Best known for designing the Gateway Arch in St. Louis, Washington Dulles International Airport, and the General Motors Technical Center, architect Eero Saarinen’s legacy is mostly comprised of large buildings and landmarks. But on the rare occasion Saarinen did design a house, he went all-in—as evidenced by the Miller House, a beacon of residential mid century modern architecture in Columbus, Indiana.
“Saarinen only designed seven houses, most of which were done in collaboration with others such as Charles Eames or his father, Eliel Saarinen,” says Shelley Selim, curator of design and decorative arts at the Indianapolis Museum of Art at Newfields. “It’s an incredibly rare gem.”
Adding to that cache is the fact that the Miller House is the only surviving domestic interior designed by Alexander Girard that is open to the public, plus the fact that the landscape was designed by Dan Kiley, whom Selim calls “one of the pioneers of the modernist landscape.” Thanks to the vision of this dream team, the Miller House is often regarded in the same breath with the Farnsworth House and the Glass House as shining examples of residential modernism.
“These three designers worked together in collaboration to create a total work of art,” says Selim. “All three of them were operating at the peak of their careers in the 1950s, and it’s one of those rare moments where there is a confluence of different minds and ideas that come together in a beautiful building.”

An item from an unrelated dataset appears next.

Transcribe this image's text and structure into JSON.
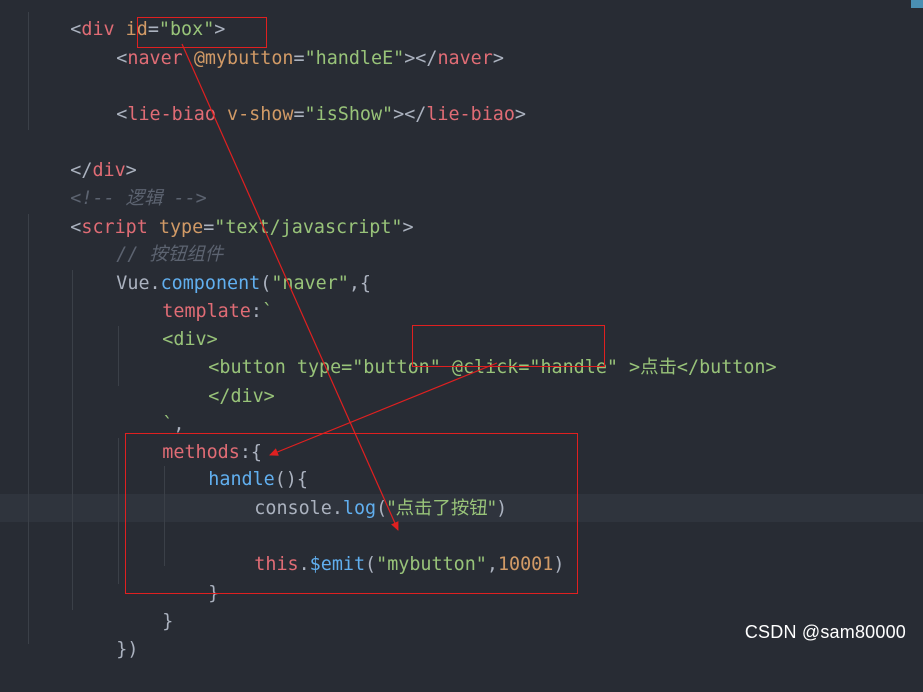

Mies-ian Vibes and Special Touches
Clocking in at approximately 6,800 square feet, the Miller House displays what Selim calls a “Mies-ian” vibe, calling on International Style architectural staples such as an open, rectilinear layout; flat roof; glass and stone walls; and a seamless connection to the surrounding landscape (which includes an alleyway of honey locust trees, crowned by Henry Miller’s “Draped Reclining Woman” sculpture). The house was commissioned back in 1953 by J. Irwin and Xenia Simons Miller, and gifted to the Indianapolis Museum of Art at Newfields in 2009 after Xenia’s passing.
While the exterior of the Miller House is significant, it’s the interior design that “brings the space to life,” says Selim. “Girard infused this interior with color and playfulness and folk art from around the world. The interior design tells a story about the Miller family itself in a lot of ways.”

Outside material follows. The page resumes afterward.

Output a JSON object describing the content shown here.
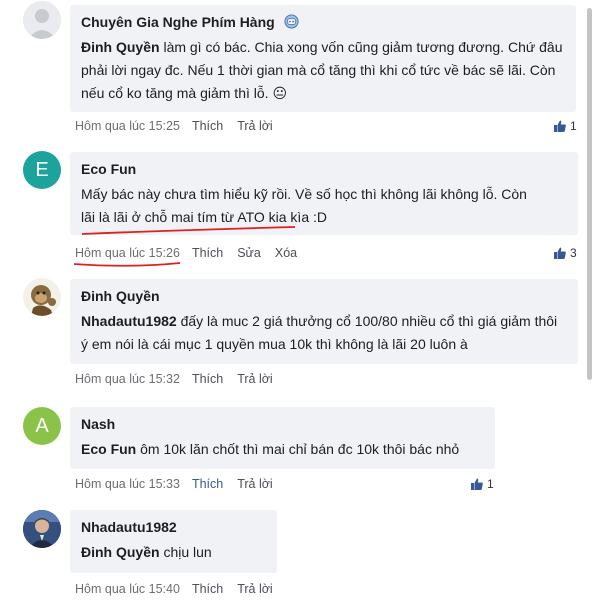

According to Selim, Xenia and Girard bonded over their love of folk art, which is reflected on a 50-foot storage wall displaying an eclectic array of objects from Mexico, Asia, and Eastern Europe. Girard also designed a custom rug that acts as a family history of sorts, with lozenge-shaped cells displaying various iconography—such as the Miller family initials; Eero Saarinen’s initials; an apple as a nod to the on-site orchard; an elephant to represent their Republican affiliation; a church to reflect their deep faith; and butterflies to honor Xenia’s love of the winged creatures.
“The rug acts as a biographical visual memento,” says Selim. “Girard would have had to know the Millers extremely well to know all of these facts about them. The rug provides a really wonderful insight into Girard’s relationship with the Millers; they were extremely important clients for him.”
Having had curatorial oversight for the last four years, it’s hard for Selim to play favorites, but one of her favorite objects in the home is a three-story dollhouse designed by Girard to mimic the Miller House in a Victorian style. The dollhouse is located west of the house’s conversation pit and features ceramic figures and furniture made by Girard’s brother, Italian artist Giancarlo Girard (aka “Tunsi”).
Other notable features of the house include a cylindrical floating fireplace and what Curbed called “the world’s first conversation pit.” Having worked as an assistant curator at Cranbrook, Selim is also struck by the parallels with the Saarinen House designed by Eliel Saarinen.
“Even though Eero and Eliel Saarinen had very different styles and aesthetic approaches, there are definitely similarities between the Saarinen House and the Miller House,” says Selim, who lived in the Saarinen House’s servants’ quarters when she was a Cranbrook fellow. “They include the dining room layout, design of the dining room table, the vantage point from the dining room to the backyard, and curtains being used to divide spaces.”
The Legacy Continues
Though the house has been closed for part of 2020 due to COVID-19, the Miller House is once again open for tours with a special treat in store. Previously covered with a tarp and not open to the public, the pool—replete with Richard Schultz pool furniture—is now on display. “It’s a great addition to the tour and the ambience of the home,” says Selim.
Looking forward, Newfields has obtained a $170,000 Keeping It Modern grant from The Getty Foundation to come up with a conservation management plan for the home. One of the top priorities will be replacing the roof, which is prone to moisture seeping in due to the home’s extensive skylight system (on which Miller installed UV filters to protect the artwork inside).
“It’s an amazing gem that’s been preserved for so long,” says Selim. “The Miller House is one of the greatest examples of modernist domestic architecture that exists in the world today.”